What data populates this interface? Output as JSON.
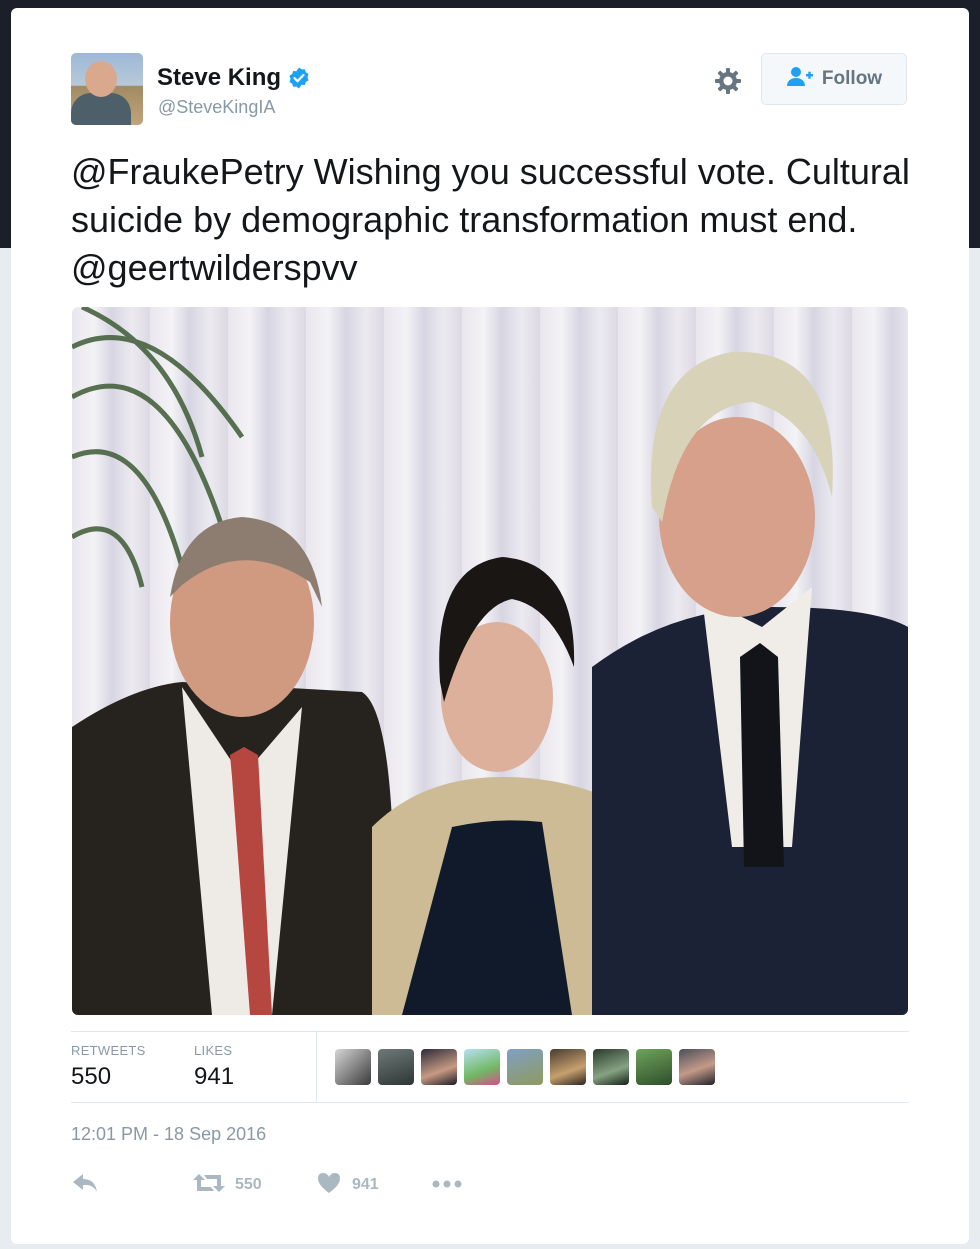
{
  "author": {
    "name": "Steve King",
    "handle": "@SteveKingIA",
    "verified": true,
    "avatar_icon": "profile-photo"
  },
  "follow_button": {
    "label": "Follow",
    "icon": "add-user-icon"
  },
  "settings_icon": "gear-icon",
  "tweet": {
    "mention1": "@FraukePetry",
    "body": " Wishing you successful vote. Cultural suicide by demographic transformation must end. ",
    "mention2": "@geertwilderspvv"
  },
  "photo": {
    "description_icon": "tweet-photo"
  },
  "stats": {
    "retweets_label": "RETWEETS",
    "retweets_value": "550",
    "likes_label": "LIKES",
    "likes_value": "941"
  },
  "timestamp": "12:01 PM - 18 Sep 2016",
  "actions": {
    "reply_icon": "reply-icon",
    "retweet_icon": "retweet-icon",
    "retweet_count": "550",
    "like_icon": "heart-icon",
    "like_count": "941",
    "more_icon": "more-icon"
  },
  "colors": {
    "accent": "#1da1f2",
    "text": "#14171a",
    "muted": "#8899a6",
    "icon_muted": "#aab8c2"
  }
}
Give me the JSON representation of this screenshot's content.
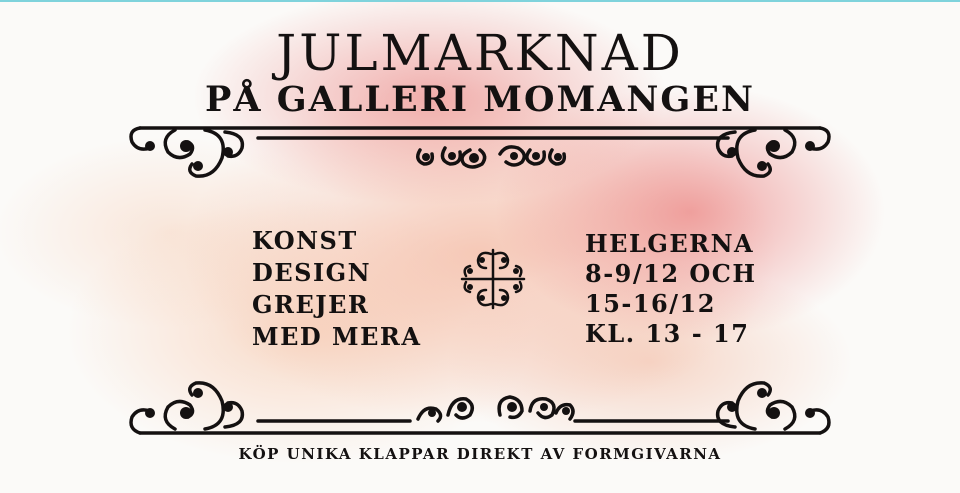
{
  "poster": {
    "title": "JULMARKNAD",
    "subtitle": "PÅ GALLERI MOMANGEN",
    "left_items": [
      "KONST",
      "DESIGN",
      "GREJER",
      "MED MERA"
    ],
    "right_items": [
      "HELGERNA",
      "8-9/12 OCH",
      "15-16/12",
      "KL. 13 - 17"
    ],
    "footer": "KÖP UNIKA KLAPPAR DIREKT AV FORMGIVARNA"
  },
  "colors": {
    "ink": "#141111",
    "watercolor": "#e8706e",
    "background": "#fbfaf8",
    "top_border": "#7fd3dc"
  }
}
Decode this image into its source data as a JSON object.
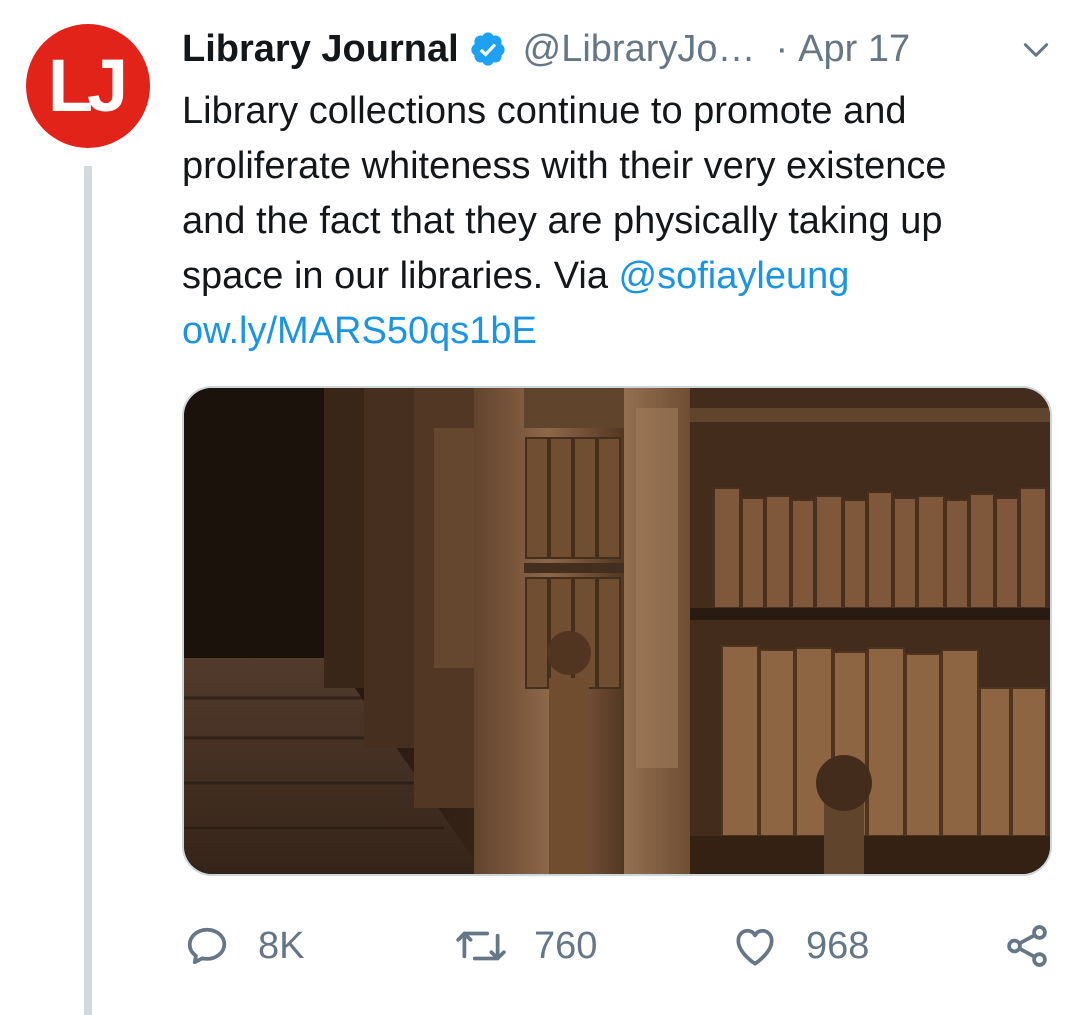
{
  "tweet": {
    "avatar_text": "LJ",
    "display_name": "Library Journal",
    "handle": "@LibraryJo…",
    "separator": "·",
    "date": "Apr 17",
    "text": {
      "line1": "Library collections continue to promote and",
      "line2": "proliferate whiteness with their very existence",
      "line3": "and the fact that they are physically taking up",
      "line4_prefix": "space in our libraries. Via ",
      "mention": "@sofiayleung",
      "url": "ow.ly/MARS50qs1bE"
    },
    "media": {
      "subject": "library-bookshelves-photo"
    },
    "actions": {
      "reply_count": "8K",
      "retweet_count": "760",
      "like_count": "968"
    }
  },
  "icons": {
    "verified": "verified-badge-icon",
    "caret": "chevron-down-icon",
    "reply": "reply-icon",
    "retweet": "retweet-icon",
    "like": "heart-icon",
    "share": "share-icon"
  },
  "colors": {
    "brand_red": "#e2231a",
    "link_blue": "#1b95e0",
    "verified_blue": "#1da1f2",
    "muted_gray": "#657786",
    "thread_line": "#cfd9de"
  }
}
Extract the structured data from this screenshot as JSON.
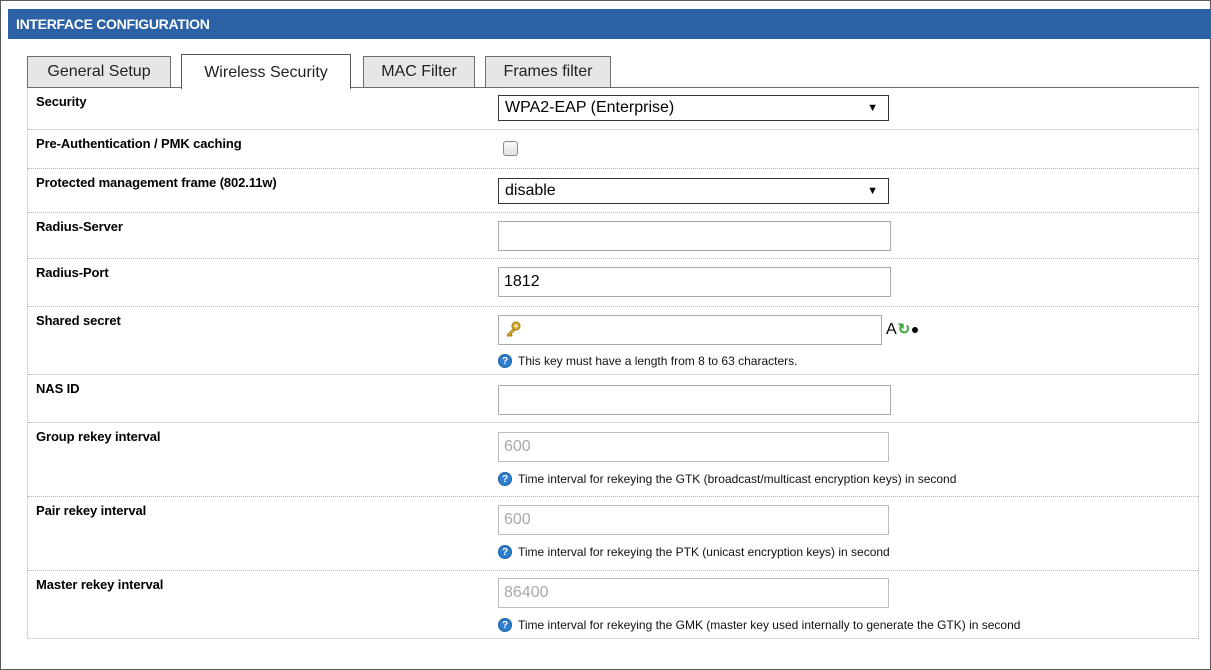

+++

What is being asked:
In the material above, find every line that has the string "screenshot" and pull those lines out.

Response box:
Give me the JSON representation of this screenshot's content.
Extract the structured data from this screenshot as JSON.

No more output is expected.